BY   January 12, 2016 at 4:13 PM EDT
U.S. President Barack Obama talks with Eliot Engel (D-NY) as he walks in before the State of the Union address to a joint session of Congress on Capitol Hill in Washington, January 25, 2011.    REUTERS/Kevin Lamarque (UNITED STATES - Tags: POLITICS) - RTXX2PW

Rep. Eliot Engel shaking President Obama’s hand before the 2011 State of the Union. Photo by Kevin Lamarque/Reuters

The State of the Union speech is defined by repetition: for more than a century, a president has entered the same House chamber every year to speak before members of Congress, media and the American people.

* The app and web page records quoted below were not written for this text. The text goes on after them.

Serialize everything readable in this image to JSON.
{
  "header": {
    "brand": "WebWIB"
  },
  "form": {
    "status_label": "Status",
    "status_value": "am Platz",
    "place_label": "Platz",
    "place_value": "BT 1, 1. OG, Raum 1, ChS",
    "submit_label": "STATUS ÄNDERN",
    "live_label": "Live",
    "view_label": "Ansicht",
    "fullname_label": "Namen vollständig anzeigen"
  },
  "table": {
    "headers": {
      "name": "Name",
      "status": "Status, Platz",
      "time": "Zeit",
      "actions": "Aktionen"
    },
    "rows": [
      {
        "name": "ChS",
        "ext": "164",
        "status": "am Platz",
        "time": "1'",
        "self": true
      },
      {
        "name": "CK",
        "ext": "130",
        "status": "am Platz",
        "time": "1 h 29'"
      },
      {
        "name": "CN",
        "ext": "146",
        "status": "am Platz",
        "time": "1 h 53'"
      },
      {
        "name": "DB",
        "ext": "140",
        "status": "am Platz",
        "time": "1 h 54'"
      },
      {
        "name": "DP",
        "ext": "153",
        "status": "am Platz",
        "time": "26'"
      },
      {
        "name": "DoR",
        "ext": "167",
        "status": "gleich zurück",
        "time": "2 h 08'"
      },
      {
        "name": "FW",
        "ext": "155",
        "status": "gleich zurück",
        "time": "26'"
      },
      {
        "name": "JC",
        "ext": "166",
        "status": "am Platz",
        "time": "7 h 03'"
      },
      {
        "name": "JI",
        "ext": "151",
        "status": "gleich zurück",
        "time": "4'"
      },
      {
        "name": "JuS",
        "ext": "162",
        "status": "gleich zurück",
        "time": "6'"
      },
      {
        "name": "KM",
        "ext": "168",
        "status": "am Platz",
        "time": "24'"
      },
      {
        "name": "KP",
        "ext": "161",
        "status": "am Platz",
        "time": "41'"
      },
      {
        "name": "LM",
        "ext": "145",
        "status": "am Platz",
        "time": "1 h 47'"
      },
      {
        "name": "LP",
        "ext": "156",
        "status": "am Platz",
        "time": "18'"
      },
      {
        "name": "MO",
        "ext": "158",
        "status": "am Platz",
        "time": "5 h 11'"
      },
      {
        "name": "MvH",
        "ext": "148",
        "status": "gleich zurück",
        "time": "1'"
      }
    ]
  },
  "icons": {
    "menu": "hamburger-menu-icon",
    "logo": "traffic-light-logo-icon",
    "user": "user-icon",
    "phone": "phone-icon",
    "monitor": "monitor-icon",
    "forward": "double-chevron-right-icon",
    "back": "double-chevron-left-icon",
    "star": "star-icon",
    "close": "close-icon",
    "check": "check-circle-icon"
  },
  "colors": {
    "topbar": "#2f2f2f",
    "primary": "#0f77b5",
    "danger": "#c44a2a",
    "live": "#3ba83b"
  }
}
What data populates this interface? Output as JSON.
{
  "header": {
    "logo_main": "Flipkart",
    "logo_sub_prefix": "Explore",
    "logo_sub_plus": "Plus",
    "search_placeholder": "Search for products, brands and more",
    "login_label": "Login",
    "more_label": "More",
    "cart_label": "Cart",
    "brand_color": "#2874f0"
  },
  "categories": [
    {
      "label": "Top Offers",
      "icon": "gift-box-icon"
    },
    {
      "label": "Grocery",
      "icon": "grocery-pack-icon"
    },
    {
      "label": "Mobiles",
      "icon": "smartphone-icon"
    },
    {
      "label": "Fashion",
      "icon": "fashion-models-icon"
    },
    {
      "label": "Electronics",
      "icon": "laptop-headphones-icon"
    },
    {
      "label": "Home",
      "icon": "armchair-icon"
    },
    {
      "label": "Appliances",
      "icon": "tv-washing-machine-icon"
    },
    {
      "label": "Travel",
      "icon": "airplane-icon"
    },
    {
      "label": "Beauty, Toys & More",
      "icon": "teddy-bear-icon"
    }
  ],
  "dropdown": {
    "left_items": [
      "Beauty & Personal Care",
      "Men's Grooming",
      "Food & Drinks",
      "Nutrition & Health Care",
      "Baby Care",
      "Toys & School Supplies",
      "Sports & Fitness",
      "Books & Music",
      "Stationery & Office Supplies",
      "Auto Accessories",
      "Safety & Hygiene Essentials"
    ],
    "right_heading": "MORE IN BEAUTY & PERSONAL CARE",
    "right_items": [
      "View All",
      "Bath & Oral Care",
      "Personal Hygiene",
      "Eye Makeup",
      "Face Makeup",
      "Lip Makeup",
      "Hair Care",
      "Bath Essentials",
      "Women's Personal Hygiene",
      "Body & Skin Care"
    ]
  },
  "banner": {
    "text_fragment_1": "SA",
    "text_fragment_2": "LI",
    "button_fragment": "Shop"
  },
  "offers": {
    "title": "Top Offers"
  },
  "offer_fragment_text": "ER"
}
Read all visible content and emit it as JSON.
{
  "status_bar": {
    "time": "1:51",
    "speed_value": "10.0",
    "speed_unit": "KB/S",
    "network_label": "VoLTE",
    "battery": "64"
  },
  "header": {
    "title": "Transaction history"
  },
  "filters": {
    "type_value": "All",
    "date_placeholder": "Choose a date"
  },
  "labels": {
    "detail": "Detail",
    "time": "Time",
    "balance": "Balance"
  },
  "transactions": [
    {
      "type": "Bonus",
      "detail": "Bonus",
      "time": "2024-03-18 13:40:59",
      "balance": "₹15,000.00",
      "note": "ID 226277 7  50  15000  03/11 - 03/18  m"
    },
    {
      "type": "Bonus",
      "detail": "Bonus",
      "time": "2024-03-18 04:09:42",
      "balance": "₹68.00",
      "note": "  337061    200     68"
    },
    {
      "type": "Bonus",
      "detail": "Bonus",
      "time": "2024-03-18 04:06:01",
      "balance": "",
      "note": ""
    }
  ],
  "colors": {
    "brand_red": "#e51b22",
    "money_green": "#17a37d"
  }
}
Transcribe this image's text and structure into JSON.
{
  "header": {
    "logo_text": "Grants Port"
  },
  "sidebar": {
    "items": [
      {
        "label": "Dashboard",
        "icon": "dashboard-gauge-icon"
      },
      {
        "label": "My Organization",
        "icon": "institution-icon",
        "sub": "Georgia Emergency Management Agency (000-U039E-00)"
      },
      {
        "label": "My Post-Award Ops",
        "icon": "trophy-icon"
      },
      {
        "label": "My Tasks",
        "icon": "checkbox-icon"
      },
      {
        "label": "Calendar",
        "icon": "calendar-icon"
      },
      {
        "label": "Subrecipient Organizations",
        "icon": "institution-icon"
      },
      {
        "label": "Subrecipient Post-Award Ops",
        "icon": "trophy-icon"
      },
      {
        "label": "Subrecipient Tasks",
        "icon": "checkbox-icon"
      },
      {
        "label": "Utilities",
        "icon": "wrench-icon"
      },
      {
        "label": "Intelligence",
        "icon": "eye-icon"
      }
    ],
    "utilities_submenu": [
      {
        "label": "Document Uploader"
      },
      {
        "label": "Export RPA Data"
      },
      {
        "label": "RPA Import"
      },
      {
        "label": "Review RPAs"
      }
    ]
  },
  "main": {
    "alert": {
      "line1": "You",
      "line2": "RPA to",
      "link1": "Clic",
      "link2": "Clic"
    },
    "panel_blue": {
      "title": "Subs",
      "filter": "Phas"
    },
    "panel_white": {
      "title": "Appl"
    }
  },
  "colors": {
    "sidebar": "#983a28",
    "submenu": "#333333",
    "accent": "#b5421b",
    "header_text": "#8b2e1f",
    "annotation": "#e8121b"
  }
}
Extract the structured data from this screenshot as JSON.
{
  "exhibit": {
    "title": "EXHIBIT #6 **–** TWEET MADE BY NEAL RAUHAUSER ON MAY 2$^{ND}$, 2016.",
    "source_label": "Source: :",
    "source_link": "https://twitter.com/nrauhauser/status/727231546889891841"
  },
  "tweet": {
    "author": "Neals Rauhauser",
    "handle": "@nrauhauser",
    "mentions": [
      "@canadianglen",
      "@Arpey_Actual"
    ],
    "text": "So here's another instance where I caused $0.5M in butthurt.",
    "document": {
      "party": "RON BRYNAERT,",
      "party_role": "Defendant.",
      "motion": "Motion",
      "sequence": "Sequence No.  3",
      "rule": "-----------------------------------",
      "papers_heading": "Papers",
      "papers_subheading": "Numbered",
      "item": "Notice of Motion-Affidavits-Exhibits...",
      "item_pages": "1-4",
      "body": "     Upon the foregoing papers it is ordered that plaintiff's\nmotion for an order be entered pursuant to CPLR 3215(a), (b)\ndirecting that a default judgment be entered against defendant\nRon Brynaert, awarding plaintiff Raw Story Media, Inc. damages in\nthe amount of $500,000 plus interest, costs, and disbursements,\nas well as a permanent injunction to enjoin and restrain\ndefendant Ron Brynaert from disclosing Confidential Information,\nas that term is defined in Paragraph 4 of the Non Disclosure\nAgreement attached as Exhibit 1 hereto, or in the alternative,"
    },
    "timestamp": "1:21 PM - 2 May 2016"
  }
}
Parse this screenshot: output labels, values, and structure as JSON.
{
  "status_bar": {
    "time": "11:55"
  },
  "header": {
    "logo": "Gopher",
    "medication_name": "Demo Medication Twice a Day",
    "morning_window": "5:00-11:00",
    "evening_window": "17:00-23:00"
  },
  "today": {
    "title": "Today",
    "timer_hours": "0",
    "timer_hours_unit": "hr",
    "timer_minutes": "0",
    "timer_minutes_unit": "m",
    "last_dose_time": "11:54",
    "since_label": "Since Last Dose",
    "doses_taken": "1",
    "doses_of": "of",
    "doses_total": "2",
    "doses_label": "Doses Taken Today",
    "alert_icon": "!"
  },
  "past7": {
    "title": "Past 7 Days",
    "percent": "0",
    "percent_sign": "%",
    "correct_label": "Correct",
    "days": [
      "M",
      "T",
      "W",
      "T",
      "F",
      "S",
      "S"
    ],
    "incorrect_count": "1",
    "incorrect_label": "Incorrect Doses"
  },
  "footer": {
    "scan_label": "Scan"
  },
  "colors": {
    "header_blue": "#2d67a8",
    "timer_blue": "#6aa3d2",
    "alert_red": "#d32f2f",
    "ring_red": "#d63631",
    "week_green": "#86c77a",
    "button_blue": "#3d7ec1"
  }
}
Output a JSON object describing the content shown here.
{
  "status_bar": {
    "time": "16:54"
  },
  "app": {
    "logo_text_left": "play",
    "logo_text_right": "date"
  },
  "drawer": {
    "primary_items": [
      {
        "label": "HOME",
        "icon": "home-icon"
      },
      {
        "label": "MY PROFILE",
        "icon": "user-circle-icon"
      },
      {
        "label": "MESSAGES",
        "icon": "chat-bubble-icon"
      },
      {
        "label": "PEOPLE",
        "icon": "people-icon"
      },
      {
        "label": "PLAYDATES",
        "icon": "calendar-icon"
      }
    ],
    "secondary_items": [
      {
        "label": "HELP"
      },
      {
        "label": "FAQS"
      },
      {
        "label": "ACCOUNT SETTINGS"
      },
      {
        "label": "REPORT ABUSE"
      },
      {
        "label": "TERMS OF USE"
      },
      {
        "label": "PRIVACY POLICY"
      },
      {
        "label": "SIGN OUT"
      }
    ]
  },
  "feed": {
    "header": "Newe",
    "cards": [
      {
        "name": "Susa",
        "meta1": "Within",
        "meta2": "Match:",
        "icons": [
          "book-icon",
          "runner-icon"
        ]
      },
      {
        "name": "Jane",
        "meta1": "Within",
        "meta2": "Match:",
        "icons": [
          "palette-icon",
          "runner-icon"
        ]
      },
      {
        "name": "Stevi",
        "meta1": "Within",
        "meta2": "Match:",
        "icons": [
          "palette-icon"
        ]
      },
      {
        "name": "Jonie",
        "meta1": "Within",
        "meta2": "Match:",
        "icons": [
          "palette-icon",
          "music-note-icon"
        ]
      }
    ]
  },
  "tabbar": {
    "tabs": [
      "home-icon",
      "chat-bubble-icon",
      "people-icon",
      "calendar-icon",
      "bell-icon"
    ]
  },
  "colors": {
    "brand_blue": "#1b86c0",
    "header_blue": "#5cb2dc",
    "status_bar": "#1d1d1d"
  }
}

Another, lesser-known tradition is one lawmaker’s personal quest to be seen with the president before each speech.

Democratic Rep. Eliot Engel of New York is captured year after year on screen, near the central aisle of the House chamber, shaking hands with the president, as the president approaches the dais for the speech.

Engel and his trademark mustache don’t get prime-time attention through sheer luck: the veteran lawmaker Engel shows up to the chamber as early as possible, and waits for hours to stake out his spot. He arrived at 8:30 a.m. this morning.

“It appealed to me 27 years ago when I was a freshman, because you can get on TV shaking the president’s hand,” Engel said in an interview ahead of today’s speech.

The 14-term lawmaker quickly realized that his constituents responded positively to seeing him shake the president’s hand — so he kept doing it.

“They love to see their member of Congress on TV. They love to know their member is right there participating. A lot of people watch it,” Engel said.

Rep. Eliot Engel explains why he waits at the House chamber for more than 12 hours to shake the president’s hand.

That was certainly true in the past. But television ratings for the annual speech have been declining recently.

President Obama drew 31.7 million viewers last year, down from a high of 52.3 million viewers for his first State of the Union address in 2009, according to Nielsen.

Regardless of how many people tune in, one thing is clear: Engel will be there for his three seconds of on-air SOTU fame.

Engel said he’ll get plenty of work done today while he saves his spot in the chamber — especially now that he has email set up on his iPad. He said he would also read a newspaper to pass the time.